There are a lot of issues that come up during and after divorce. For divorcing parents, living in Massachusetts or elsewhere, determining adequate parenting time can certainly be a challenge. Concerns about custody and/or visitation schedules may not be easily solved, but understanding the difference between custody and visitation rights can help couples come to agreements about what type of arrangement will work best for their families.
Child custody comes in many forms. The common forms of custody include full custody, joint custody, physical custody and legal custody. While many couples try to arrange a joint-custody agreement that will allow both parents equal time with their children, some circumstances simply do not allow for that. When one parent is granted full custody, the non-custodial parent can seek visitation time.

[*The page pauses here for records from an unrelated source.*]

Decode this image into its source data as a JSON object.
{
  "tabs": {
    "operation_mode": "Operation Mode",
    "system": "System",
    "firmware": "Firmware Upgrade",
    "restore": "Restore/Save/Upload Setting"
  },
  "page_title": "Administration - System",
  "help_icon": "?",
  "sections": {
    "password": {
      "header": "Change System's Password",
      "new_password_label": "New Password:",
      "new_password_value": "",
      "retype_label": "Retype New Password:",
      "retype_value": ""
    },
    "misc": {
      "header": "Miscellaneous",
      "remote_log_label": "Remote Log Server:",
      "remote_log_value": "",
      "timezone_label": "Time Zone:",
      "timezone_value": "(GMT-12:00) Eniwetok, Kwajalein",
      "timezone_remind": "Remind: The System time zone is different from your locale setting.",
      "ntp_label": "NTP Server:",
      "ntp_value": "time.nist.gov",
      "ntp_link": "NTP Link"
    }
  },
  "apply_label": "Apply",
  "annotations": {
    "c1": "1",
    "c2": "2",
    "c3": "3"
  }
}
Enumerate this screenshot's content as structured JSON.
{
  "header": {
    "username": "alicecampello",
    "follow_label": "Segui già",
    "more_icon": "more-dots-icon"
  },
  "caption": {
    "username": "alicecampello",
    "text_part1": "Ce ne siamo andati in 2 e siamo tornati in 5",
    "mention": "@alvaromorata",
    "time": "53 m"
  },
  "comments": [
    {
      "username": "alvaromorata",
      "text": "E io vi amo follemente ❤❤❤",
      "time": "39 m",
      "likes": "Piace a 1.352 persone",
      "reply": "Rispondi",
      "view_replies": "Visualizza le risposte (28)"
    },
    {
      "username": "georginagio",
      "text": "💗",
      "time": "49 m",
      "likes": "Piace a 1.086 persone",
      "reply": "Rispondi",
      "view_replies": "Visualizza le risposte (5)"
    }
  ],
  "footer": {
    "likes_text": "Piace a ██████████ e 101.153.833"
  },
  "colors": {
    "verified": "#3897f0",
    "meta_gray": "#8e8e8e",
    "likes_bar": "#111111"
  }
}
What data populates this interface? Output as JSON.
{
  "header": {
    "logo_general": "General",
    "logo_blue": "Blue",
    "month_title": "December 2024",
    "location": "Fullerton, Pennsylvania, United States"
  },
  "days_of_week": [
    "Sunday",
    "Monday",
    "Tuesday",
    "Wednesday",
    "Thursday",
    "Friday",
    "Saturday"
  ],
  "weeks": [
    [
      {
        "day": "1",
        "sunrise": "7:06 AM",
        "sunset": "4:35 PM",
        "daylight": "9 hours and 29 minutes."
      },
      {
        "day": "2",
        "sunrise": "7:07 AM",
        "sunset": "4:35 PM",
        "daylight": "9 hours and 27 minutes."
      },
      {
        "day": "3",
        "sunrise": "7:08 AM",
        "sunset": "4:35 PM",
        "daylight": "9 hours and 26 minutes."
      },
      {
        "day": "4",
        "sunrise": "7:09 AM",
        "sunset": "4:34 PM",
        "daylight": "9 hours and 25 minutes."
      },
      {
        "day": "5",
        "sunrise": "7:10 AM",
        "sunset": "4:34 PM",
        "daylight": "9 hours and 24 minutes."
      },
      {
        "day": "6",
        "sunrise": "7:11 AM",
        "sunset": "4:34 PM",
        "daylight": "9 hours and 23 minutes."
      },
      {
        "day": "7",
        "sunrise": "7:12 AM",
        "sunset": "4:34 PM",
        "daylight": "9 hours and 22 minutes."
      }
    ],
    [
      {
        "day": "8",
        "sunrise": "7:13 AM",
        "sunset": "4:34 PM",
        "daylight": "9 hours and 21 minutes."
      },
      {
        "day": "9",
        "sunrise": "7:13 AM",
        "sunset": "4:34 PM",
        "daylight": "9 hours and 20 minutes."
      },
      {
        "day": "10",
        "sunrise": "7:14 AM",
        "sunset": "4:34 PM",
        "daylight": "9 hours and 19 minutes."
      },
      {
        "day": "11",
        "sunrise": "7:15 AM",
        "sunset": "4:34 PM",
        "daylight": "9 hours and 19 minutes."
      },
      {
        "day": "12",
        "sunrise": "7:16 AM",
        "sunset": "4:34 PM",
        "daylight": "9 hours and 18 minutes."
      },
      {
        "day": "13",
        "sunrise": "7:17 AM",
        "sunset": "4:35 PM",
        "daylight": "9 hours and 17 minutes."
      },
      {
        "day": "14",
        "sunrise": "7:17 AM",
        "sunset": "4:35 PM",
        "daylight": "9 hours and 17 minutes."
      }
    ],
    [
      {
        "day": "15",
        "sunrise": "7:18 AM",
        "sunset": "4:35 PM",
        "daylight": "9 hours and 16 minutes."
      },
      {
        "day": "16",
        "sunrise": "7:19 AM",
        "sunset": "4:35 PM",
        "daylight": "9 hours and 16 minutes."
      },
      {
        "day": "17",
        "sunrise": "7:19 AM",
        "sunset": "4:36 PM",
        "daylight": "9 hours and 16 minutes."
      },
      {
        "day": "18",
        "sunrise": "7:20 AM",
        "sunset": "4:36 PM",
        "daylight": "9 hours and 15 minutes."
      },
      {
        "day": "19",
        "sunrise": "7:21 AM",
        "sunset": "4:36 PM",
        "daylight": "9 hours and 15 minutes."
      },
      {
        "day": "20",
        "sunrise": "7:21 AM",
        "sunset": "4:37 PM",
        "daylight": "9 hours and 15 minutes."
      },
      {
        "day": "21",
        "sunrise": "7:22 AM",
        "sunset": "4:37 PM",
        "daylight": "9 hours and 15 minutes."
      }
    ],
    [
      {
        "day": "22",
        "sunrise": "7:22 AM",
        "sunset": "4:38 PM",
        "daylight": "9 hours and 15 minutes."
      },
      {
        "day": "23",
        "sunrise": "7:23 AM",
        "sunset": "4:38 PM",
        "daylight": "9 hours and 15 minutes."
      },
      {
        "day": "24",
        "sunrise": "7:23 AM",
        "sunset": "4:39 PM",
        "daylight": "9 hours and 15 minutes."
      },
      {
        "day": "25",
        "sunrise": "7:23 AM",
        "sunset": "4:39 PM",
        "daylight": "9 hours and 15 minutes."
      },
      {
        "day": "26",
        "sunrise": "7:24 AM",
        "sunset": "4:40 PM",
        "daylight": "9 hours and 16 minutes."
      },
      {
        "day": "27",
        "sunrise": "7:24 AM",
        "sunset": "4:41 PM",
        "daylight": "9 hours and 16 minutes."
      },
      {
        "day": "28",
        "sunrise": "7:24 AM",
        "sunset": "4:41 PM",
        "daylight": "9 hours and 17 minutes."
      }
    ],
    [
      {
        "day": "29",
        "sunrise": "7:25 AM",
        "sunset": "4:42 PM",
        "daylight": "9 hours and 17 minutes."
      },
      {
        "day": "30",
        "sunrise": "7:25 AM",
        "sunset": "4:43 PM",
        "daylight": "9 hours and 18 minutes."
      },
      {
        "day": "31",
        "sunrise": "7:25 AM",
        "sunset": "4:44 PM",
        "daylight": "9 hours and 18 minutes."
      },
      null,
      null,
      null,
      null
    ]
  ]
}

Visitation time is just what is sounds like. It is set time for the non-custodial parent to spend with his or her children. In cases in which physical custody is awarded to only one parent, children will not live with the parent who is granted visitation, and that parent does not, generally, have the right to make major decisions about the well-being of his or her children, unless the parents have joint legal custody.
Every family situation is different, and custody or visitation needs will vary greatly based upon each family's unique circumstances. While determining parenting time is not an easy task for parents in Massachusetts or elsewhere, it is possible to come to terms that keep the best interests of the children at heart and allow each parent the time he or she needs to maintain a strong bond with his or her children. Assistance in sorting out this delicate matter is available and can help ensure the final arrangement is satisfactory for everyone involved.
Source: womenslaw.org, "What is the difference between custody and visitation", Accessed on Feb. 4, 2015